Science has the numbers on what is really going on when two hands meet in a handshake. As many as 124 MILLION bacteria can be transferred back and forth!  Twice the number of a high five. No wonder we may have to give this tradition a pass for at least a while. As humans, it’s natural to connect physically. But there’s hope and many alternatives for our age-old friend. COVID has us doing all sorts of gyrations, they include the funky elbow bump, the rhythmic foot tap and the soul brother fist bump which seems to be odds on favourite as the new choice, but my guess is the foot tap passes the fewest germs unless your feet have just accidentally stepped into something unpleasant.

The fist bump came about during the Vietnam War amongst Black soldiers who used it as a sign of unity during times of racial tension and discrimination. Derived from “dap”, a language of gestures rooted in Black American history. Dap is an acronym for “dignity and pride” a symbol of solidarity, a pact taken among soldiers who vowed to look after each other, brothers in arms.

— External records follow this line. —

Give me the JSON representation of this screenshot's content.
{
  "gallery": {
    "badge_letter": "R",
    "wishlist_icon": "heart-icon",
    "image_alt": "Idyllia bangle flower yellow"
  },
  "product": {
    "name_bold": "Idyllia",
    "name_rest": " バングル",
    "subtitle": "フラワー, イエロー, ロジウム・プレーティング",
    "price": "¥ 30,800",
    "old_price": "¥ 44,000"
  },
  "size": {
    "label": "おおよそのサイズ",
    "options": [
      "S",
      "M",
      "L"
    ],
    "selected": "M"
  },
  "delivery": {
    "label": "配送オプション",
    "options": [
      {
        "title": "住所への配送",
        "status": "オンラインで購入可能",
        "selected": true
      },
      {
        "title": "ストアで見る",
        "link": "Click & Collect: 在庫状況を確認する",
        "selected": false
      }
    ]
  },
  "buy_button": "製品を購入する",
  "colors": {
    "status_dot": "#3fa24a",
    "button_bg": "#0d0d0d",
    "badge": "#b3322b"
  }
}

Since then it has spread universally and now since it’s hygienic it seems to make perfect sense during the pandemic.

Fist bumping became the thing to do when former President Barack Obama started rocking it during his years in the White House. It was the President that used to encourage that it was more hygienic than a handshake. He knew and it became an accepted almost playful informal greeting which made people smile, and isn’t that what it’s all about? Who knows the future of where COVID-19 is taking us. And even if we lose the handshake for a while, we do know that it has been around for well over 2,000 years, so let’s hope it too can survive the pandemic. I bet it does!

While a teenager Tony was fortunate to have the opportunity to pursue his love of aviation and began a career began in the airline world during his days in high school and university as he grew up in Toronto. After completing University at Guelph he moved to Ottawa, following a path in urban agriculture and environmental awareness. He shared his insights for over 2 decades as he appeared on TV, and radio, as the "Plant D octor", and operating his own business in horticulture. Later he reentered the transport industry and became involved in the manufacture and marketing of sustainable fuel-saving and safety products for the truck industry. He is director of an African American art collection based in Washington D.C. Today he writes passionately about transportation, sustainability, concerns of our modern-day world, and the intrigue of the human condition.